Donald Trump became President on January 20th 2017 and, appropriately, marked the occasion with a tweet. It read:
A little over a year later, reports from the nation’s heartlands suggest a radically different narrative, where “forgotten men and women” have not only yet to be remembered, but have fallen foul to a collective bout of governmental amnesia. Shocking stories are not new to de-prioritised US states; the lack of clean water in Flint, Michigan reverberating the world over, such was the shock of such a situation within the world’s great superpower. So supportive was the story of the doom-leaden image of American painted by Donald Trump; Hilary Clinton’s neglect to visit Flint stands as one of her most deplorable campaign failures.
The surprises didn’t end there however. In December of 2017 a remarkable story emerged in the wake of a UN official Phillip Alston’s visit to rural Alabama, where his team discovered raw sewage running through streets because families there couldn’t afford to fix simple wear and tear: a remarkable insight into the level of deprivation which exists in the world’s richest nation. Of particular concern was the large outbreak of hookworm discovered there, a disease normally found in third world regions of Asia and sub-Saharan Africa. In the Lownes County region of Alabama where the disease was most rife the average income is just over £13,000 a year and a third of the population lives below the poverty line. Alston remarked that “I think it’s very uncommon in the First World. This is not a sight that one normally sees”.
Aside from disease, poverty remains an existential threat to many in the United States. Forty-one million American’s live below the poverty line, second only among developed nations to Israel. The realities of such a life were cast under a harsh light by a story emerging from Oklahoma this week which reported that teachers in ninety of the state’s districts have negotiated new four-day school weeks so that they can spend the fifth day working part-time retail jobs in places like Walmart in order to make their rent and feed their families. Already deeply underpaid, teachers were particularly hard hit by a move to private health insurance in the school system, which led to average costs of $1000 per month for an family of three. This was such a blow that, in one example, a teaching aid was effectively paying to work her job, with her salary failing to meet medical costs by $200 per month.
The role of the teacher is indescribably invaluable to our society, particularly in such disaffected parts of the world such as the ninety districts who had to take such radical measures, where federal aid is so minuscule wit and intellect may genuinely be the sole hope of those aspiring to the modest of goal of living free of poverty. However in American public sector workers are forgotten by their pay packets, and in Oklahoma it isn’t just teachers; highway patrol workers have been told not to fill their fuel tanks to capacity and drunk drivers go free when their is nobody to process their tickets.
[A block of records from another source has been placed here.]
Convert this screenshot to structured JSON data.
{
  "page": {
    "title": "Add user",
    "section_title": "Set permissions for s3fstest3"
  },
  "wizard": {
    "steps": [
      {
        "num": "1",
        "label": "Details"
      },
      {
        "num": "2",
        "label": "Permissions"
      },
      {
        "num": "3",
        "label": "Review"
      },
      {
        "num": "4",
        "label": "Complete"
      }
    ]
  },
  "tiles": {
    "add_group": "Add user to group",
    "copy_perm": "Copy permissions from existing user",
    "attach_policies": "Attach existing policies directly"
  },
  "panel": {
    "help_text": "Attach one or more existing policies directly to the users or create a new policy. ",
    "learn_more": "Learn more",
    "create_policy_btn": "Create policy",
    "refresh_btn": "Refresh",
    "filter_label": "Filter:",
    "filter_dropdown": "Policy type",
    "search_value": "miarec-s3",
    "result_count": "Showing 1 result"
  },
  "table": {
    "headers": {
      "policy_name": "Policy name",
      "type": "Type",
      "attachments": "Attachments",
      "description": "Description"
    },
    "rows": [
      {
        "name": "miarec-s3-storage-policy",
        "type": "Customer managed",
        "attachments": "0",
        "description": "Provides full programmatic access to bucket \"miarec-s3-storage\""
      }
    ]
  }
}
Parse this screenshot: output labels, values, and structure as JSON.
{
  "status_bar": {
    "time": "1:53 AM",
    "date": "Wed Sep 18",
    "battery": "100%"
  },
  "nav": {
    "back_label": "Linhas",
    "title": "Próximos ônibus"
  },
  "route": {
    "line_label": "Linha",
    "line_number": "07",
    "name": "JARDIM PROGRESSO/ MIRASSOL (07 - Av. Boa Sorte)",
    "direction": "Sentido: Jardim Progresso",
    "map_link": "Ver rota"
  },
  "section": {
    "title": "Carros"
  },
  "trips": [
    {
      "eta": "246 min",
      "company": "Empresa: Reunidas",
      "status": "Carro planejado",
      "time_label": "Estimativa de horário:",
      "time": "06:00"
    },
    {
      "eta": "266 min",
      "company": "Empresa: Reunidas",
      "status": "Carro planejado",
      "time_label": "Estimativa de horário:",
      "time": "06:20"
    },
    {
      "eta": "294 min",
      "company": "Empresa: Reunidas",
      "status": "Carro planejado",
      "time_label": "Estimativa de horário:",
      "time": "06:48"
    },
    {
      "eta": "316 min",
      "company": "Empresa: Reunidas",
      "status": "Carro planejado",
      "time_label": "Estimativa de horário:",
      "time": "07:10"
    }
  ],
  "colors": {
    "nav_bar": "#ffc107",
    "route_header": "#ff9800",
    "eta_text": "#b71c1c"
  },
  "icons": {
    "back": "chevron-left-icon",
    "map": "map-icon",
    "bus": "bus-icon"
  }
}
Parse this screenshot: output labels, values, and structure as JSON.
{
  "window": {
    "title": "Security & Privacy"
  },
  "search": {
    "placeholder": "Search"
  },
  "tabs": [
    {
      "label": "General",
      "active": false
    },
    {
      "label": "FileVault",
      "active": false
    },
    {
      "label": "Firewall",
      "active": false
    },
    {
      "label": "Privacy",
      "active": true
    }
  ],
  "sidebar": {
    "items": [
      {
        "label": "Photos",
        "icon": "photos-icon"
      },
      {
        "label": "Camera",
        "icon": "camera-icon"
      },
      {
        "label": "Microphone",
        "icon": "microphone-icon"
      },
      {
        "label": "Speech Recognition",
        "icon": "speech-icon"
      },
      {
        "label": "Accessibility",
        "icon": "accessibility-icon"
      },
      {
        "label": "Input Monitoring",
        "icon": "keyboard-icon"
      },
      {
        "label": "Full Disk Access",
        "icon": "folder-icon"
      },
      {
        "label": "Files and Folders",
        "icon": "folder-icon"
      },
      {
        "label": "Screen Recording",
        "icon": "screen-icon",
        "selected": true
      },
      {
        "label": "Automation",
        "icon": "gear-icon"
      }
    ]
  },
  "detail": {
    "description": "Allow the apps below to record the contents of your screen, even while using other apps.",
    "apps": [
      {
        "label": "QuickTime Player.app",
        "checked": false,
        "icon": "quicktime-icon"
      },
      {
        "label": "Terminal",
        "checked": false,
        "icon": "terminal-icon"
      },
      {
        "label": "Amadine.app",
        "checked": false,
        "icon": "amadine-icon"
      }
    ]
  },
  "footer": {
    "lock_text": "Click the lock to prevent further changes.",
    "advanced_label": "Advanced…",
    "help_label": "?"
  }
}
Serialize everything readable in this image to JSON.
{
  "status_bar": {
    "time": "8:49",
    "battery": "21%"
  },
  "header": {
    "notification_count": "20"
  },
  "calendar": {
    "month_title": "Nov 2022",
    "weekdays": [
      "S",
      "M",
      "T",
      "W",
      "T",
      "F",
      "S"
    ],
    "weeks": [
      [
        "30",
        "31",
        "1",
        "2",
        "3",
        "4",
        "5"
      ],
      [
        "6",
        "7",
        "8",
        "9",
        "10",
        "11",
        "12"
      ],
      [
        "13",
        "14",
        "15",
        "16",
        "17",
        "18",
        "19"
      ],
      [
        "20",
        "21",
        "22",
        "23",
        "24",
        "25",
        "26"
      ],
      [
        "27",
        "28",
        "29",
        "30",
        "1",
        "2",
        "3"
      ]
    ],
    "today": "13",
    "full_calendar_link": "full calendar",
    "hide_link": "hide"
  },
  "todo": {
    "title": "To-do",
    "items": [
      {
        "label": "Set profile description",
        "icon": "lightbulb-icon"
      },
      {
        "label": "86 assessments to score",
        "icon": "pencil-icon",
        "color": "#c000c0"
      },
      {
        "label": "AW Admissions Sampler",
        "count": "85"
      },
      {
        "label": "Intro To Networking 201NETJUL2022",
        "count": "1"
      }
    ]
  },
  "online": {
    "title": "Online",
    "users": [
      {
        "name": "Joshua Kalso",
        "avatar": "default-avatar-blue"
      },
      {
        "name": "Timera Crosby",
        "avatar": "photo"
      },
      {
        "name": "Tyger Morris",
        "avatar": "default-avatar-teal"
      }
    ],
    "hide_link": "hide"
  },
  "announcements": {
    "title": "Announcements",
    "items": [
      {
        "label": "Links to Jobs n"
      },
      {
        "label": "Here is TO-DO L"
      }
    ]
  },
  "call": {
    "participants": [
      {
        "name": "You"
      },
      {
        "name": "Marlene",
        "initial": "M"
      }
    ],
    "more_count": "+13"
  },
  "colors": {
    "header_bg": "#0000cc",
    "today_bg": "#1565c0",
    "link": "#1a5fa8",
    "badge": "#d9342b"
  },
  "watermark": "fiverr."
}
Such first world travesties are the result, in the particular case of Oklahoma, of a 1992 ballot initiative which proposed that the state could only raise taxes with a 3/4 majority in the state assembly, creating a one-way system whereby every tax cut is effectively permanent whereas any tax amendment is practically non-negotiable. These include sweetheart deals for fracking companies and deep tax cuts to the state’s wealthiest residents. The four-day school weeks will be nothing but a public embarrassment however, and US businesses based in other states will not be keen to invest in Oklahoma, which is effectively broke, meaning that the free market suppositions which incentivised the permanent cuts will not save it’s public sector workers, aside from providing them minimum wage jobs stacking shelves between making lesson plans.
The 1992 ballot initiative in Oklahoma will sound familiar to those following the Republican congressional tax-reform bill passed at the end of last year. In it taxes were cut across the board, but while tax cuts to the top 1% of America’s income bracket remain permanent, tax cuts to 83 million American middle-class families will be so degraded that by 2028 their taxes will have seen a relative rise. Like the Oklahoma microcosm, tax cuts are locked in, while reform will remain off the table and like Oklahoma, America might just go broke for it. These are not the whims of the market playing out on on a national scale; these are policy decisions made by politicians, in a bill which had 6000 lobbyists working on it’s creation behind closed doors but not one public hearing. In Trump’s America, the “forgotten men and women” are not only forgotten still, but wilfully ignored.
Words by Liam Inscoe – Jones